[THE INPUT — start]

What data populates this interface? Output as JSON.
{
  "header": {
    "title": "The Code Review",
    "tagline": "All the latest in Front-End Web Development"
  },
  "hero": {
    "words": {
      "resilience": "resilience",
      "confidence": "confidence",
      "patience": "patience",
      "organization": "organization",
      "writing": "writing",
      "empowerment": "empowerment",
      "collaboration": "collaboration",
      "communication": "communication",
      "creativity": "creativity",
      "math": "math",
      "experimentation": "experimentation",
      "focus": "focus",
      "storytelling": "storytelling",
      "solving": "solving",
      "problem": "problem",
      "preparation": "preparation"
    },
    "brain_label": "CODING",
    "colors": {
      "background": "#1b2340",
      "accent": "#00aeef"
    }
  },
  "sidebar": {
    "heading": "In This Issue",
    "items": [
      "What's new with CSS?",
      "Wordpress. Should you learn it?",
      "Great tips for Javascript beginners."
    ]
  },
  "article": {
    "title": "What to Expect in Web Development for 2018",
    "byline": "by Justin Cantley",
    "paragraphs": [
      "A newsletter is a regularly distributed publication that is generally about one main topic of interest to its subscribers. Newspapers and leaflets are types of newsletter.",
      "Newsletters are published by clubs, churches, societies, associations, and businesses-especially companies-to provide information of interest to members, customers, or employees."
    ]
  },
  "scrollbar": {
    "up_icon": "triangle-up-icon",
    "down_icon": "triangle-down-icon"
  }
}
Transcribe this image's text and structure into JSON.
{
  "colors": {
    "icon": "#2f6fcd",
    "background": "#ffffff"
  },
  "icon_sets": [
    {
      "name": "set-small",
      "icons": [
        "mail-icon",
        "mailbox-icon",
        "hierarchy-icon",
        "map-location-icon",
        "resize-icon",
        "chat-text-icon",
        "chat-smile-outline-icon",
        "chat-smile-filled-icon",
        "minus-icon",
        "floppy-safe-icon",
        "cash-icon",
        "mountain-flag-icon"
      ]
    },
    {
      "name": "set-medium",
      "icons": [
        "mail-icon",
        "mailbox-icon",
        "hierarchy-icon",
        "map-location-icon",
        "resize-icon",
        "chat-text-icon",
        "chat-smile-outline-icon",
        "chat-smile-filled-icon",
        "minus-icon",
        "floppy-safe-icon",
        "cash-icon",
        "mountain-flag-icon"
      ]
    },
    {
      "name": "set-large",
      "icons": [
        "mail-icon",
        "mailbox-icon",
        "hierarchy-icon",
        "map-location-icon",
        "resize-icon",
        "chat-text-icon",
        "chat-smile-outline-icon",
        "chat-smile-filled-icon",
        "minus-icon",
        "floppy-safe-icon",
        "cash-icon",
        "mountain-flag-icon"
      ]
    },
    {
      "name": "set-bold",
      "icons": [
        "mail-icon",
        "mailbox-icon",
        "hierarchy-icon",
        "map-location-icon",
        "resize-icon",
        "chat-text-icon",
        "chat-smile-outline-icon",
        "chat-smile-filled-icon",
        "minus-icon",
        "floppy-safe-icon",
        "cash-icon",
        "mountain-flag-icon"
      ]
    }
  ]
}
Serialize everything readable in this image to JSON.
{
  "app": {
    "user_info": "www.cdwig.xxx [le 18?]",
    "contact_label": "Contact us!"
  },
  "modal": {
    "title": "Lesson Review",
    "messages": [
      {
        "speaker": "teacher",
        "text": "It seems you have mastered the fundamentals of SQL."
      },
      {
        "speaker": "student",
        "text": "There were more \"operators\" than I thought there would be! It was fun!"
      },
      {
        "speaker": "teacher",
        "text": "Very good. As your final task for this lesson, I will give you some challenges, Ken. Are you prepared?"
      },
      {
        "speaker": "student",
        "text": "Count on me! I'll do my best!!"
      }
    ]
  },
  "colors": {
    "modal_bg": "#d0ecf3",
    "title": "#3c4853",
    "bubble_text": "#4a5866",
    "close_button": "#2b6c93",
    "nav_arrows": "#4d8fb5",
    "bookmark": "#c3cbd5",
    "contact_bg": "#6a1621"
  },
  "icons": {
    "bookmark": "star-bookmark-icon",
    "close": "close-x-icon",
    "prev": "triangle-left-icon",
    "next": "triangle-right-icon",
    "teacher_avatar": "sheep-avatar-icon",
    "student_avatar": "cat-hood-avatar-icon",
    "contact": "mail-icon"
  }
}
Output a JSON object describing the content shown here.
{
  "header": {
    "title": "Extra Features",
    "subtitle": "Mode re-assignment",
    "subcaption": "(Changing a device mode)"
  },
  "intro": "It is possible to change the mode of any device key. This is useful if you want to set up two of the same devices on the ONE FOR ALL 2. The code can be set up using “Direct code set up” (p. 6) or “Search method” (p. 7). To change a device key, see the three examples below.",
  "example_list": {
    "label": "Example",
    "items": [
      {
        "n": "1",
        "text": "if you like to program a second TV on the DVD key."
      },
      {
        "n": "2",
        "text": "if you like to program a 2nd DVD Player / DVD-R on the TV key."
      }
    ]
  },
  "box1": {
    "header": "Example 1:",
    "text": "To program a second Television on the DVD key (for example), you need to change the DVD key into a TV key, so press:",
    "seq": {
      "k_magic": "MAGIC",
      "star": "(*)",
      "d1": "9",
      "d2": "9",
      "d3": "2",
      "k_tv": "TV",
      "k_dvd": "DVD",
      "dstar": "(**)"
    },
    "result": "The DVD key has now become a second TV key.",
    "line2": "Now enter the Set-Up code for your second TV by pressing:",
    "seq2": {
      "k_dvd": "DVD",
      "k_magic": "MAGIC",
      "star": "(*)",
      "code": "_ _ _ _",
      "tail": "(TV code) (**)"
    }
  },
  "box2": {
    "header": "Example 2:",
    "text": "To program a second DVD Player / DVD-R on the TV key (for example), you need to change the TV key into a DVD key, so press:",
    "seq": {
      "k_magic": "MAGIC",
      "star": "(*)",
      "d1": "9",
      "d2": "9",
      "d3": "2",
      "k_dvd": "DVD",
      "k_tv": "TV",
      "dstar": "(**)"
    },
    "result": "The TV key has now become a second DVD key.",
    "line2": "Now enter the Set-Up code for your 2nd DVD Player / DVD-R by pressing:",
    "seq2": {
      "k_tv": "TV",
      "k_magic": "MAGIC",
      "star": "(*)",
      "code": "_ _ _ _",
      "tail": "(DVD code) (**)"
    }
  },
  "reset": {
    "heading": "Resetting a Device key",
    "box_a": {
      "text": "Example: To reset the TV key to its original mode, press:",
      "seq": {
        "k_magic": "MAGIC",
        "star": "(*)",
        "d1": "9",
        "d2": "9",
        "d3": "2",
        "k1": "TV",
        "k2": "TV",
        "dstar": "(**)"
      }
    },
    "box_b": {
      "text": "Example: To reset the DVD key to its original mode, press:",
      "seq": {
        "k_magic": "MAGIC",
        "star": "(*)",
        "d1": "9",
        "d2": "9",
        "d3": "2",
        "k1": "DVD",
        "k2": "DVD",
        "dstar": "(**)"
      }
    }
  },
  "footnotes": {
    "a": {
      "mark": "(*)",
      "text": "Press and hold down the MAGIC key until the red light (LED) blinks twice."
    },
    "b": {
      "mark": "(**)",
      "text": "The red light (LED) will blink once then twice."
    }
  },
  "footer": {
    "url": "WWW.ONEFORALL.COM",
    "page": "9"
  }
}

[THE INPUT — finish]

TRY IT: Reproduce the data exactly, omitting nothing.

YOUR RESPONSE:
What data populates this interface? Output as JSON.
{
  "header": {
    "title": "The Code Review",
    "tagline": "All the latest in Front-End Web Development"
  },
  "hero": {
    "words": {
      "resilience": "resilience",
      "confidence": "confidence",
      "patience": "patience",
      "organization": "organization",
      "writing": "writing",
      "empowerment": "empowerment",
      "collaboration": "collaboration",
      "communication": "communication",
      "creativity": "creativity",
      "math": "math",
      "experimentation": "experimentation",
      "focus": "focus",
      "storytelling": "storytelling",
      "solving": "solving",
      "problem": "problem",
      "preparation": "preparation"
    },
    "brain_label": "CODING",
    "colors": {
      "background": "#1b2340",
      "accent": "#00aeef"
    }
  },
  "sidebar": {
    "heading": "In This Issue",
    "items": [
      "What's new with CSS?",
      "Wordpress. Should you learn it?",
      "Great tips for Javascript beginners."
    ]
  },
  "article": {
    "title": "What to Expect in Web Development for 2018",
    "byline": "by Justin Cantley",
    "paragraphs": [
      "A newsletter is a regularly distributed publication that is generally about one main topic of interest to its subscribers. Newspapers and leaflets are types of newsletter.",
      "Newsletters are published by clubs, churches, societies, associations, and businesses-especially companies-to provide information of interest to members, customers, or employees."
    ]
  },
  "scrollbar": {
    "up_icon": "triangle-up-icon",
    "down_icon": "triangle-down-icon"
  }
}
Transcribe this image's text and structure into JSON.
{
  "colors": {
    "icon": "#2f6fcd",
    "background": "#ffffff"
  },
  "icon_sets": [
    {
      "name": "set-small",
      "icons": [
        "mail-icon",
        "mailbox-icon",
        "hierarchy-icon",
        "map-location-icon",
        "resize-icon",
        "chat-text-icon",
        "chat-smile-outline-icon",
        "chat-smile-filled-icon",
        "minus-icon",
        "floppy-safe-icon",
        "cash-icon",
        "mountain-flag-icon"
      ]
    },
    {
      "name": "set-medium",
      "icons": [
        "mail-icon",
        "mailbox-icon",
        "hierarchy-icon",
        "map-location-icon",
        "resize-icon",
        "chat-text-icon",
        "chat-smile-outline-icon",
        "chat-smile-filled-icon",
        "minus-icon",
        "floppy-safe-icon",
        "cash-icon",
        "mountain-flag-icon"
      ]
    },
    {
      "name": "set-large",
      "icons": [
        "mail-icon",
        "mailbox-icon",
        "hierarchy-icon",
        "map-location-icon",
        "resize-icon",
        "chat-text-icon",
        "chat-smile-outline-icon",
        "chat-smile-filled-icon",
        "minus-icon",
        "floppy-safe-icon",
        "cash-icon",
        "mountain-flag-icon"
      ]
    },
    {
      "name": "set-bold",
      "icons": [
        "mail-icon",
        "mailbox-icon",
        "hierarchy-icon",
        "map-location-icon",
        "resize-icon",
        "chat-text-icon",
        "chat-smile-outline-icon",
        "chat-smile-filled-icon",
        "minus-icon",
        "floppy-safe-icon",
        "cash-icon",
        "mountain-flag-icon"
      ]
    }
  ]
}
Serialize everything readable in this image to JSON.
{
  "app": {
    "user_info": "www.cdwig.xxx [le 18?]",
    "contact_label": "Contact us!"
  },
  "modal": {
    "title": "Lesson Review",
    "messages": [
      {
        "speaker": "teacher",
        "text": "It seems you have mastered the fundamentals of SQL."
      },
      {
        "speaker": "student",
        "text": "There were more \"operators\" than I thought there would be! It was fun!"
      },
      {
        "speaker": "teacher",
        "text": "Very good. As your final task for this lesson, I will give you some challenges, Ken. Are you prepared?"
      },
      {
        "speaker": "student",
        "text": "Count on me! I'll do my best!!"
      }
    ]
  },
  "colors": {
    "modal_bg": "#d0ecf3",
    "title": "#3c4853",
    "bubble_text": "#4a5866",
    "close_button": "#2b6c93",
    "nav_arrows": "#4d8fb5",
    "bookmark": "#c3cbd5",
    "contact_bg": "#6a1621"
  },
  "icons": {
    "bookmark": "star-bookmark-icon",
    "close": "close-x-icon",
    "prev": "triangle-left-icon",
    "next": "triangle-right-icon",
    "teacher_avatar": "sheep-avatar-icon",
    "student_avatar": "cat-hood-avatar-icon",
    "contact": "mail-icon"
  }
}
Output a JSON object describing the content shown here.
{
  "header": {
    "title": "Extra Features",
    "subtitle": "Mode re-assignment",
    "subcaption": "(Changing a device mode)"
  },
  "intro": "It is possible to change the mode of any device key. This is useful if you want to set up two of the same devices on the ONE FOR ALL 2. The code can be set up using “Direct code set up” (p. 6) or “Search method” (p. 7). To change a device key, see the three examples below.",
  "example_list": {
    "label": "Example",
    "items": [
      {
        "n": "1",
        "text": "if you like to program a second TV on the DVD key."
      },
      {
        "n": "2",
        "text": "if you like to program a 2nd DVD Player / DVD-R on the TV key."
      }
    ]
  },
  "box1": {
    "header": "Example 1:",
    "text": "To program a second Television on the DVD key (for example), you need to change the DVD key into a TV key, so press:",
    "seq": {
      "k_magic": "MAGIC",
      "star": "(*)",
      "d1": "9",
      "d2": "9",
      "d3": "2",
      "k_tv": "TV",
      "k_dvd": "DVD",
      "dstar": "(**)"
    },
    "result": "The DVD key has now become a second TV key.",
    "line2": "Now enter the Set-Up code for your second TV by pressing:",
    "seq2": {
      "k_dvd": "DVD",
      "k_magic": "MAGIC",
      "star": "(*)",
      "code": "_ _ _ _",
      "tail": "(TV code) (**)"
    }
  },
  "box2": {
    "header": "Example 2:",
    "text": "To program a second DVD Player / DVD-R on the TV key (for example), you need to change the TV key into a DVD key, so press:",
    "seq": {
      "k_magic": "MAGIC",
      "star": "(*)",
      "d1": "9",
      "d2": "9",
      "d3": "2",
      "k_dvd": "DVD",
      "k_tv": "TV",
      "dstar": "(**)"
    },
    "result": "The TV key has now become a second DVD key.",
    "line2": "Now enter the Set-Up code for your 2nd DVD Player / DVD-R by pressing:",
    "seq2": {
      "k_tv": "TV",
      "k_magic": "MAGIC",
      "star": "(*)",
      "code": "_ _ _ _",
      "tail": "(DVD code) (**)"
    }
  },
  "reset": {
    "heading": "Resetting a Device key",
    "box_a": {
      "text": "Example: To reset the TV key to its original mode, press:",
      "seq": {
        "k_magic": "MAGIC",
        "star": "(*)",
        "d1": "9",
        "d2": "9",
        "d3": "2",
        "k1": "TV",
        "k2": "TV",
        "dstar": "(**)"
      }
    },
    "box_b": {
      "text": "Example: To reset the DVD key to its original mode, press:",
      "seq": {
        "k_magic": "MAGIC",
        "star": "(*)",
        "d1": "9",
        "d2": "9",
        "d3": "2",
        "k1": "DVD",
        "k2": "DVD",
        "dstar": "(**)"
      }
    }
  },
  "footnotes": {
    "a": {
      "mark": "(*)",
      "text": "Press and hold down the MAGIC key until the red light (LED) blinks twice."
    },
    "b": {
      "mark": "(**)",
      "text": "The red light (LED) will blink once then twice."
    }
  },
  "footer": {
    "url": "WWW.ONEFORALL.COM",
    "page": "9"
  }
}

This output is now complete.